Researchers at the University of Kentucky are studying the safety of a new vaccine for smallpox.
The study is part of a national program to develop vaccines that would protect U.S. citizens against a terrorist attack that involved biological agents.
“It’s going to help the United States and the world,” said Dr. Richard Greenberg, who studies infectious diseases and is leading the research at UK.
The study, being conducted at 11 sites in the United States and Mexico, doesn’t involve the smallpox virus, which is highly contagious and was eradicated through vaccination.
Unlike the current vaccine, which leaves a pocklike scar, the new one is injected.
Called Imvamune, it contains a non-replicating version of the vaccinia virus, which scientists believe will make it safer than the current vaccine.
The study is examining how people who have chronic inflammatory skin conditions such as eczema react to the new vaccine.
The current vaccine, which delivers the live virus vaccinia with a series of pricks, can cause serious, even life-threatening conditions in people with atopic dermatitis, as the skin conditions are called.
“The vaccinia that would be given by the pricks could progress instead of go away and basically eat up their skin,” Greenberg said.
The new vaccine contains a version of vaccinia developed in Germany that has less genetic material and has lost its ability to replicate.

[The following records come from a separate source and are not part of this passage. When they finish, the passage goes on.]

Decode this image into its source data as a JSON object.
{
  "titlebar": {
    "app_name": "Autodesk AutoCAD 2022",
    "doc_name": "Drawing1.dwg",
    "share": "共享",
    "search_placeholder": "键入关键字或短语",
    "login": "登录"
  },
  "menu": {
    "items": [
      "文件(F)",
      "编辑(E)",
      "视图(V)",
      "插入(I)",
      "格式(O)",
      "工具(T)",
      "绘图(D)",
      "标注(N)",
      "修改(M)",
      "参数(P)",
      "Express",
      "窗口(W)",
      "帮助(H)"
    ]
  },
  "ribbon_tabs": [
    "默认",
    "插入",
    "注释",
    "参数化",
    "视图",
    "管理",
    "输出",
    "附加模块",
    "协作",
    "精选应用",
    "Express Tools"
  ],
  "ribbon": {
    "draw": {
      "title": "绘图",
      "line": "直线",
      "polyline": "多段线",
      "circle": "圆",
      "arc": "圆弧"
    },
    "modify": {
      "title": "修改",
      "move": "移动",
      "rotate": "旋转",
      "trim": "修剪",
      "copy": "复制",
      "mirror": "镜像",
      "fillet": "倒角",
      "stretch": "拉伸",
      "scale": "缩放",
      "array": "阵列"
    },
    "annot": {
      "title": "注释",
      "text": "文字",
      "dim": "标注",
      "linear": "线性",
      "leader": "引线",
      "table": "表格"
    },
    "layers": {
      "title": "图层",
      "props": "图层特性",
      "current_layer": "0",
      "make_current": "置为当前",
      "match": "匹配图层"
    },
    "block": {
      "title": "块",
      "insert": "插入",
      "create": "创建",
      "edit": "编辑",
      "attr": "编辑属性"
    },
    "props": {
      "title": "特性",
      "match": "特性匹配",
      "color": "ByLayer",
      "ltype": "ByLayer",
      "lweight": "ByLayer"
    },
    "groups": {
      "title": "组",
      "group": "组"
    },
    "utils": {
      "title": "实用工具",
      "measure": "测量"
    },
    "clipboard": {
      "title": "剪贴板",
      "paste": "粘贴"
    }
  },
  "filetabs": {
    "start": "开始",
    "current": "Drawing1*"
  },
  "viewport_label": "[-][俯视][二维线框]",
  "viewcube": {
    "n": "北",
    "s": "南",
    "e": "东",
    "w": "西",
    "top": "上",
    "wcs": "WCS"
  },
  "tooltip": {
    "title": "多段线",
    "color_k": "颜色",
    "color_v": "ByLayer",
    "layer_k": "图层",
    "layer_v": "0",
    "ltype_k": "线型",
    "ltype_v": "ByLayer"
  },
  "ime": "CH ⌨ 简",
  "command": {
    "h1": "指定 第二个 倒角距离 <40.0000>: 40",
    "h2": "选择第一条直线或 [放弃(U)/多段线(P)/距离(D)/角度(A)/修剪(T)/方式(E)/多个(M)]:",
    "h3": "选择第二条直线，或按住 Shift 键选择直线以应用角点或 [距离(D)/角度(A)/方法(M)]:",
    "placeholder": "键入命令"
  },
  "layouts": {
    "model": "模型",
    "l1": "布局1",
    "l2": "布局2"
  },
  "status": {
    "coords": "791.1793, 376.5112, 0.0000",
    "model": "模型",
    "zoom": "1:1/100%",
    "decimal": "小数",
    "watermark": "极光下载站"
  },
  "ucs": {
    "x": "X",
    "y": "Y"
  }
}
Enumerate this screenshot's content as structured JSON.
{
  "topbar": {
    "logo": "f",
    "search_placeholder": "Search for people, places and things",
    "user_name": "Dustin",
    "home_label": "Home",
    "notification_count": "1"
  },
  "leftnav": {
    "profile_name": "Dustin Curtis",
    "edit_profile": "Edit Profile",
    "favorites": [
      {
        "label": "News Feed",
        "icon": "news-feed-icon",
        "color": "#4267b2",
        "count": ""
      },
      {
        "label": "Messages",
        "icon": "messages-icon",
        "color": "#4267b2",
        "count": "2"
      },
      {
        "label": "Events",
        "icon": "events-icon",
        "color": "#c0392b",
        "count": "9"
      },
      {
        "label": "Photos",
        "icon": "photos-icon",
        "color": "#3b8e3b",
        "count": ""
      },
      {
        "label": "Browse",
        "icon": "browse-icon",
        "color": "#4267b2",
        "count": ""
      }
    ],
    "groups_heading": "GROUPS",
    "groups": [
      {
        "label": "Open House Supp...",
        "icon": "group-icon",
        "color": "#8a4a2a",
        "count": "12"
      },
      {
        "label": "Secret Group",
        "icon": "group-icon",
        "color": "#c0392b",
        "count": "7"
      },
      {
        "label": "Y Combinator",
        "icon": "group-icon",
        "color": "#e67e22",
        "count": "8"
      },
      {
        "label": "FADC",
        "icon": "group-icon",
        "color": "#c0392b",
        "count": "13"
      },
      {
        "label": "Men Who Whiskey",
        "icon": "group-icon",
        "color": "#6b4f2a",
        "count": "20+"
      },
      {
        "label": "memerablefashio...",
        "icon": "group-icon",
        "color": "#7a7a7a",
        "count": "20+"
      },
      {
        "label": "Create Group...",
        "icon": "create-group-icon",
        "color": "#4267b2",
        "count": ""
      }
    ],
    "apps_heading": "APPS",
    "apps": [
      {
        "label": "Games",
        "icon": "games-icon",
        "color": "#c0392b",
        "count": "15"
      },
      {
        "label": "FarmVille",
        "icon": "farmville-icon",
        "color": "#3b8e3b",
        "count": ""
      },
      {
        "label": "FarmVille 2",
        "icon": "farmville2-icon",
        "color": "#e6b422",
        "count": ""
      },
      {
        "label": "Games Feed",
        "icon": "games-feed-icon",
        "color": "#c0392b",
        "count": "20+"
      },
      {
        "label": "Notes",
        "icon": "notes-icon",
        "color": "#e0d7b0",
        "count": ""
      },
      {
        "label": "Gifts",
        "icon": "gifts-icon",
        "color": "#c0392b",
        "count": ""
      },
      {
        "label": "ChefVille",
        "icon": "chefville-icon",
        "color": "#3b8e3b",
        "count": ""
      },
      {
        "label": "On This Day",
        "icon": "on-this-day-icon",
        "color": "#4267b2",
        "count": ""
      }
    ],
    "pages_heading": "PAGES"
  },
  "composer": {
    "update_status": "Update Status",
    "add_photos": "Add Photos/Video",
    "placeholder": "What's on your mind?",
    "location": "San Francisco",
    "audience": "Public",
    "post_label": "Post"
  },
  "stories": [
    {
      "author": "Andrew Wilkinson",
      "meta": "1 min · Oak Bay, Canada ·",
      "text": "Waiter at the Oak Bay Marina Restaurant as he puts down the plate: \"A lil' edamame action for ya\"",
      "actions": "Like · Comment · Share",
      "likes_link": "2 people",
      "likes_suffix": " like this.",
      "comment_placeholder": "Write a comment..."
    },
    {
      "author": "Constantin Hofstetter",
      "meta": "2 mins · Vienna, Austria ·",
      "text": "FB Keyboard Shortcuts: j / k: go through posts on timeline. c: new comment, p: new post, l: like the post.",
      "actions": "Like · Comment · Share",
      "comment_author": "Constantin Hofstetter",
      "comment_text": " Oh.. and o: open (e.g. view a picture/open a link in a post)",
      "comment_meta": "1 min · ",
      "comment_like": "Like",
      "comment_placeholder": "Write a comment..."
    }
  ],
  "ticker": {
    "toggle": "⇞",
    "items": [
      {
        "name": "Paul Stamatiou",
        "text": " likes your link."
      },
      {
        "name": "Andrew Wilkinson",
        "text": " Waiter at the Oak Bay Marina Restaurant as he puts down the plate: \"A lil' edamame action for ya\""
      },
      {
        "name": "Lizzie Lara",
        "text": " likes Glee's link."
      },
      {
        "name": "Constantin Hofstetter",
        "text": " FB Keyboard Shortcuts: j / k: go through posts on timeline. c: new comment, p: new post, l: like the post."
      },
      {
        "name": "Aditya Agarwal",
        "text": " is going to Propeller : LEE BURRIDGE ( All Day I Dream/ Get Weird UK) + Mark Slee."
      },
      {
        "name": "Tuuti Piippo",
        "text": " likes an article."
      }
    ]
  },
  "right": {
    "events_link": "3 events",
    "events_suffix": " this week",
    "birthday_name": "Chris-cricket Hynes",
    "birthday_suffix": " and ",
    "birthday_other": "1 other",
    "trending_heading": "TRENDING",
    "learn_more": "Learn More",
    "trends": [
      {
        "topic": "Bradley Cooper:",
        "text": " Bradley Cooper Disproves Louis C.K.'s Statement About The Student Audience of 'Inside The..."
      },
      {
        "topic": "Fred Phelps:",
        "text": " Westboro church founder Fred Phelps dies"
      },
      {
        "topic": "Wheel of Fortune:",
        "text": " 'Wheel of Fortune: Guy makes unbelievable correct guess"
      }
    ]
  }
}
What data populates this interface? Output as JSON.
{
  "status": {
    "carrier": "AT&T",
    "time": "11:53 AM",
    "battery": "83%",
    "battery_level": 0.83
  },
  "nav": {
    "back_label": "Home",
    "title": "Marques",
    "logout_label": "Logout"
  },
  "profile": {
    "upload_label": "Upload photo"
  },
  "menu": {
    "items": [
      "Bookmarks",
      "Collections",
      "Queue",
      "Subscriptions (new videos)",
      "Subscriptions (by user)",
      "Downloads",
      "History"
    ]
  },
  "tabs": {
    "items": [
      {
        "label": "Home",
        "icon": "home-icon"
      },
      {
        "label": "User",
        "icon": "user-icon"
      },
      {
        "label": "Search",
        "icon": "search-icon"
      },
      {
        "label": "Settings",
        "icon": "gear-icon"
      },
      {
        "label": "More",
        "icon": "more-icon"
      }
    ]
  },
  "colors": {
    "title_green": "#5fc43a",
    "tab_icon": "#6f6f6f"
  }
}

Most Americans aren’t vaccinated against smallpox. The last U.S. case of the devastating disease occurred in 1949, and routine vaccinations ended in the United States in 1972.
The last known naturally occurring case of smallpox was in 1977 in Somalia. Since then, smallpox has existed only inside two labs, one in the United States and one in Russia.
Until recently, only researchers who worked with smallpox or similar diseases were vaccinated.
But after Sept. 11, 2001, the U.S. government stepped up its vaccination program. Soldiers are now vaccinated for the disease, and the federal government began supporting research to create a new, safer vaccine.
The current vaccine can have serious side effects. It is made with a different virus than smallpox, but the virus is live. The vaccine causes a blister to form at the vaccination site, which fills with pus and eventually forms a scar. If proper care is not taken, the vaccinia virus can spread to other parts of the body and other people.
The Centers for Disease Control and Prevention estimates that for every 1 million people vaccinated, one or 2 may die and others will have serious side effects.
In the study of the new vaccine, healthy volunteers, those with atopic dermatitis, and those with a history of atopic dermatitis will be vaccinated. Their immune reaction will be measured through blood tests, and side effects will be tracked in a journal.
Because smallpox no longer exists naturally, scientists have no way of proving that a vaccine like Imvamune works in humans. They can only measure the immune response.
“It’s a reasonable leap of faith, but it’s a leap of faith,” Greenberg said.
The study is being paid for by Bavarian Nordic, which is developing the vaccine, and the National Institute of Allergy and Infectious Diseases.
It is the second study of Imvamune that Greenberg has worked on. In October, he and others will present the results of an earlier study looking at the safety of Imvamune in people who have HIV, the virus that causes AIDS.